:: DATA ::
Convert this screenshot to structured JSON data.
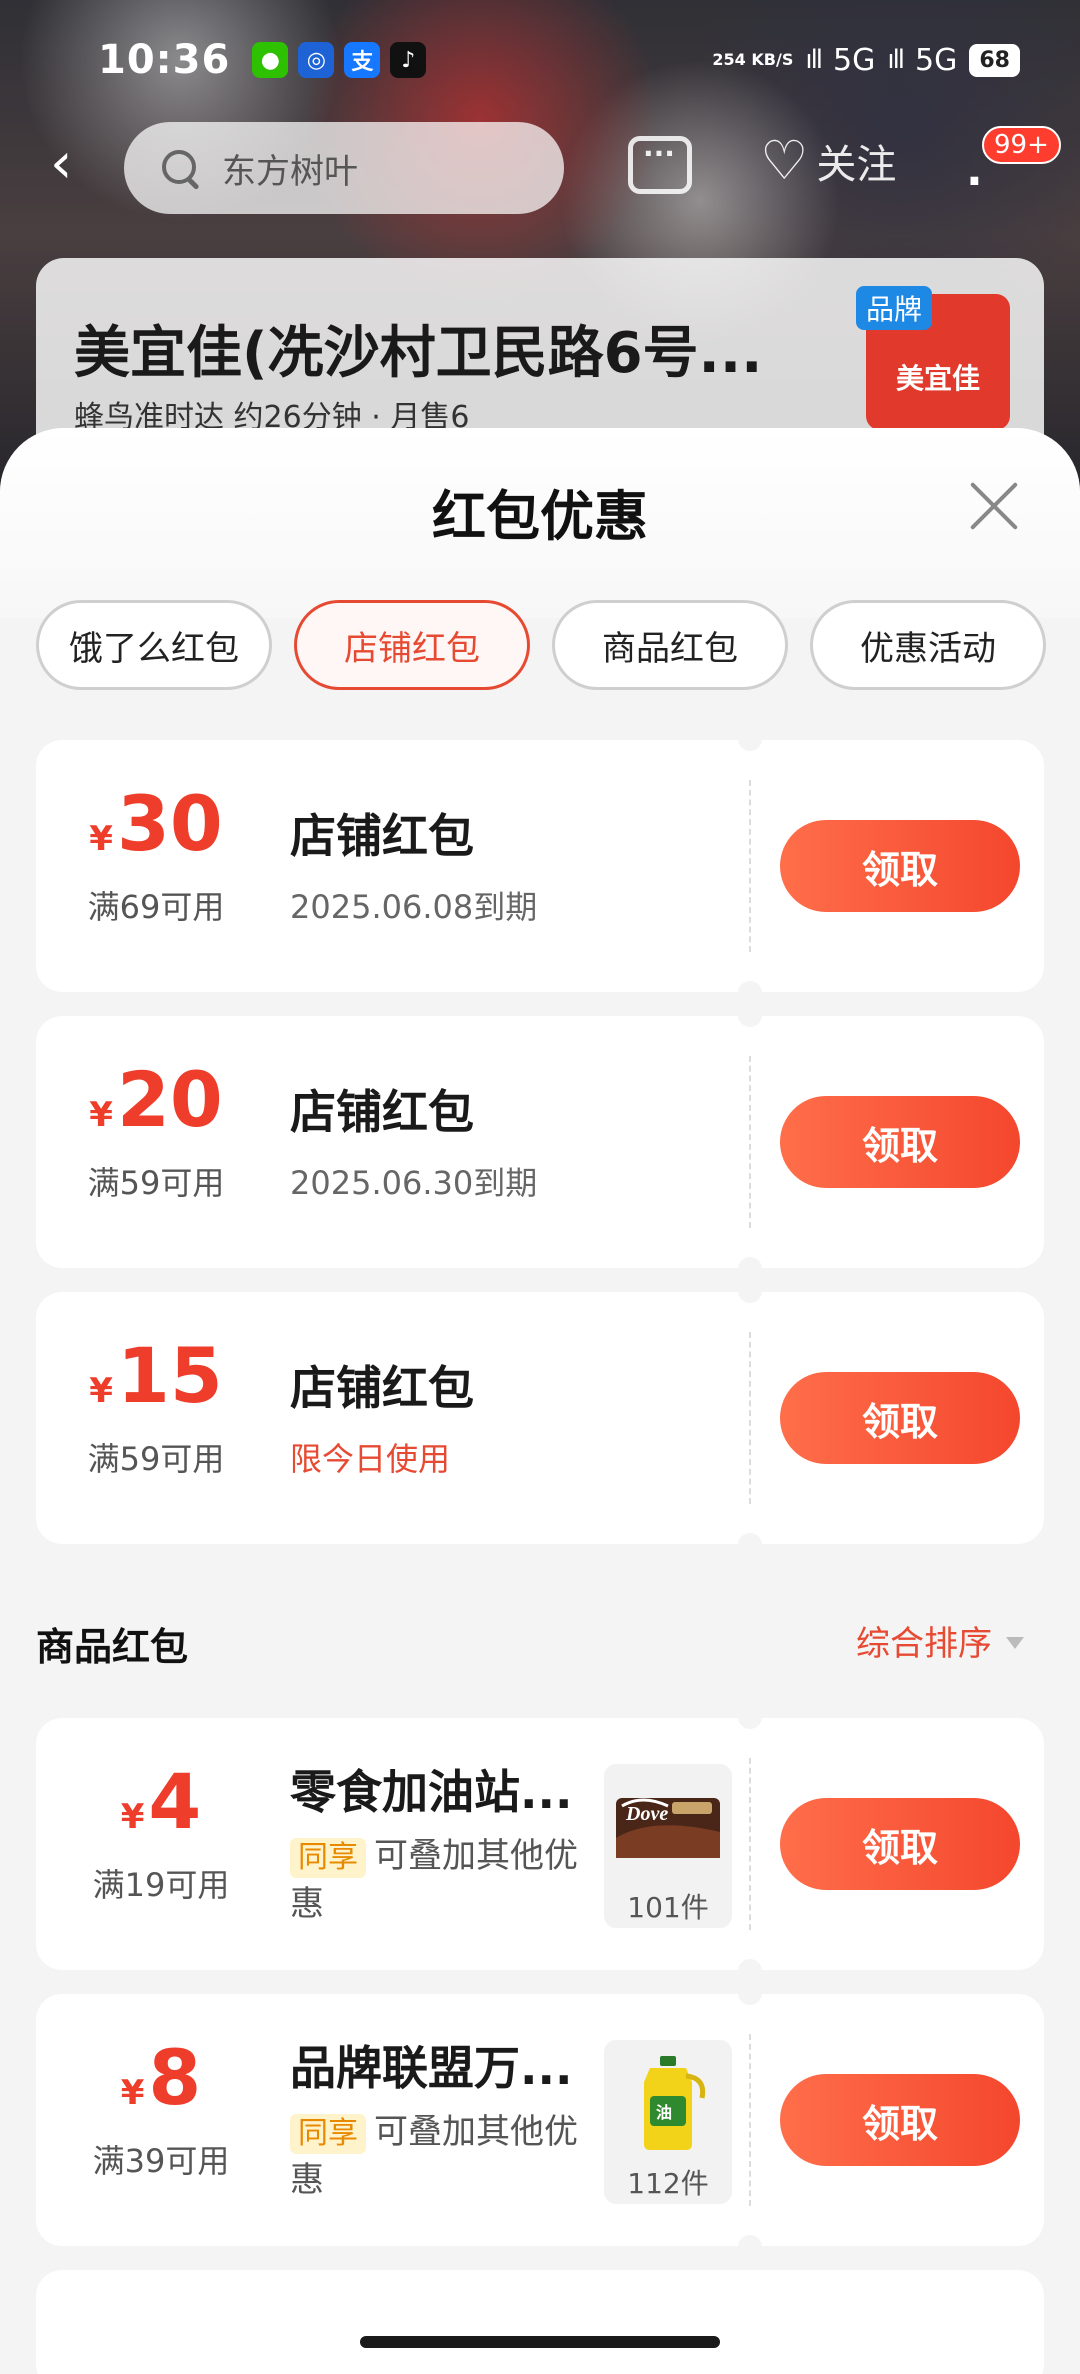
{
  "status_bar": {
    "time": "10:36",
    "apps": [
      {
        "icon": "wechat-icon",
        "label": "",
        "color": "#2dc100"
      },
      {
        "icon": "qq-browser-icon",
        "label": "",
        "color": "#1e63d6"
      },
      {
        "icon": "alipay-icon",
        "label": "支",
        "color": "#1677ff"
      },
      {
        "icon": "tiktok-icon",
        "label": "",
        "color": "#111111"
      }
    ],
    "net_speed": "254 KB/S",
    "network1": "5G",
    "network2": "5G",
    "battery": "68"
  },
  "header": {
    "search_placeholder": "东方树叶",
    "follow_label": "关注",
    "message_badge": "99+"
  },
  "store": {
    "name": "美宜佳(冼沙村卫民路6号...",
    "delivery": "蜂鸟准时达 约26分钟 · 月售6",
    "brand_tag": "品牌",
    "logo_text": "美宜佳"
  },
  "sheet": {
    "title": "红包优惠",
    "tabs": [
      {
        "label": "饿了么红包",
        "active": false
      },
      {
        "label": "店铺红包",
        "active": true
      },
      {
        "label": "商品红包",
        "active": false
      },
      {
        "label": "优惠活动",
        "active": false
      }
    ],
    "store_coupons": [
      {
        "currency": "¥",
        "amount": "30",
        "condition": "满69可用",
        "title": "店铺红包",
        "expiry": "2025.06.08到期",
        "button": "领取"
      },
      {
        "currency": "¥",
        "amount": "20",
        "condition": "满59可用",
        "title": "店铺红包",
        "expiry": "2025.06.30到期",
        "button": "领取"
      },
      {
        "currency": "¥",
        "amount": "15",
        "condition": "满59可用",
        "title": "店铺红包",
        "expiry": "限今日使用",
        "button": "领取"
      }
    ],
    "goods_section": {
      "title": "商品红包",
      "sort_label": "综合排序"
    },
    "goods_coupons": [
      {
        "currency": "¥",
        "amount": "4",
        "condition": "满19可用",
        "title": "零食加油站...",
        "tag": "同享",
        "desc": "可叠加其他优惠",
        "count": "101件",
        "thumb_icon": "dove-chocolate-icon",
        "button": "领取"
      },
      {
        "currency": "¥",
        "amount": "8",
        "condition": "满39可用",
        "title": "品牌联盟万...",
        "tag": "同享",
        "desc": "可叠加其他优惠",
        "count": "112件",
        "thumb_icon": "cooking-oil-bottle-icon",
        "button": "领取"
      }
    ]
  },
  "colors": {
    "accent": "#e74a32",
    "button_start": "#ff6e4a",
    "button_end": "#f4472e",
    "tag_bg": "#fff3cc",
    "tag_text": "#e78a00"
  }
}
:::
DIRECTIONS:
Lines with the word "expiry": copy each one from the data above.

EXERCISE OUTPUT:
        "expiry": "2025.06.08到期",
        "expiry": "2025.06.30到期",
        "expiry": "限今日使用",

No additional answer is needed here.